  • Bob Melvin (Athletics): +1  part year
  • Terry Francona (Red Sox): Even
  • Joe Maddon (Bay Rays): Even
  • Eric Wedge (Mariners): Even
  • Buck Showalter (Orioles): Even
  • John Farrell (Blue Jays): -1
  • Terry Collins (Mets): -2
  • Tony LaRussa (Cardinals): -2
  • Don Mattingly (Dodgers): -2
  • Ron Washington (Rangers): -2
  • Jim Tracy (Rockies): -4
  • Joe Girardi (Yankees): -4
  • Ned Yost (Royals): -5
  • Buddy Black (Padres): -5
  • Brad Mills (Astros): -6
  • Dusty Baker (Reds): -6

From this list, Ron Roenicke seems to have a leg up on Manager of the Year, especially if his team comes in first place while the Giants come in second (no guarantee that will happen). Jim Leyland is looking good in the American League. Again, teams like the Rangers, Red Sox, Rockies, Yankees and others that score a lot of runs and have many blow out games can skew the Pythagorean statistic, so we can't go by this entirely. And Buddy Black was a genius last year. Is he a mutt this year? This isn't a fool-proof method. But it's a start. If we were to factor in improvement over last year's record, guys like Kirk Gibson and Clint Hurdle would have to be factored into the mix. It's interesting to consider and the season still has a month to go.

1 comment:

Anonymous said...
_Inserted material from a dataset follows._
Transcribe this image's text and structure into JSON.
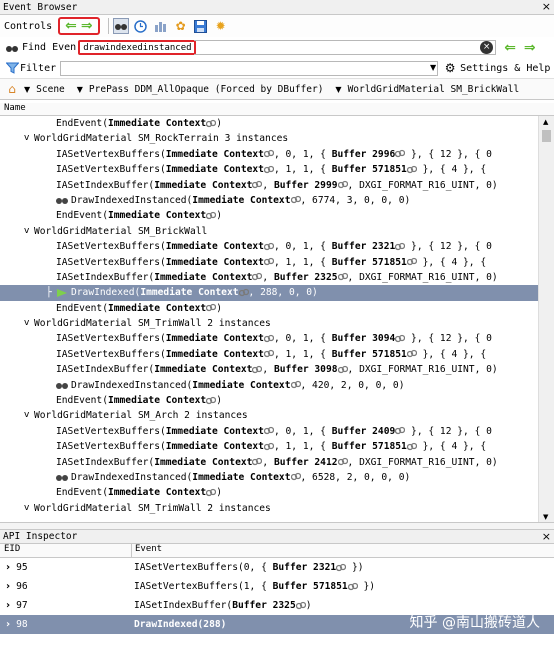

Interesting concept. With all the statistics for the players one would think someone would find a way to peg the managers with some stats.

Love that Dusty Baker of the Reds is at the bottom of the list as I've said this for years, especially in years when he has more that a one year contract. Dusty obviously loses games for the Reds and it's sad. He needs to go. I would guestimate that he lost one per week last season and he's on that pace this year already in the first week. Stinks for the Reds organization to bring up great players and lose 25 games a year due to the manager. That's easily the difference between going home and going to the post season. Just 12 manager lost games is the difference. Sad.
Cedarville, Ohio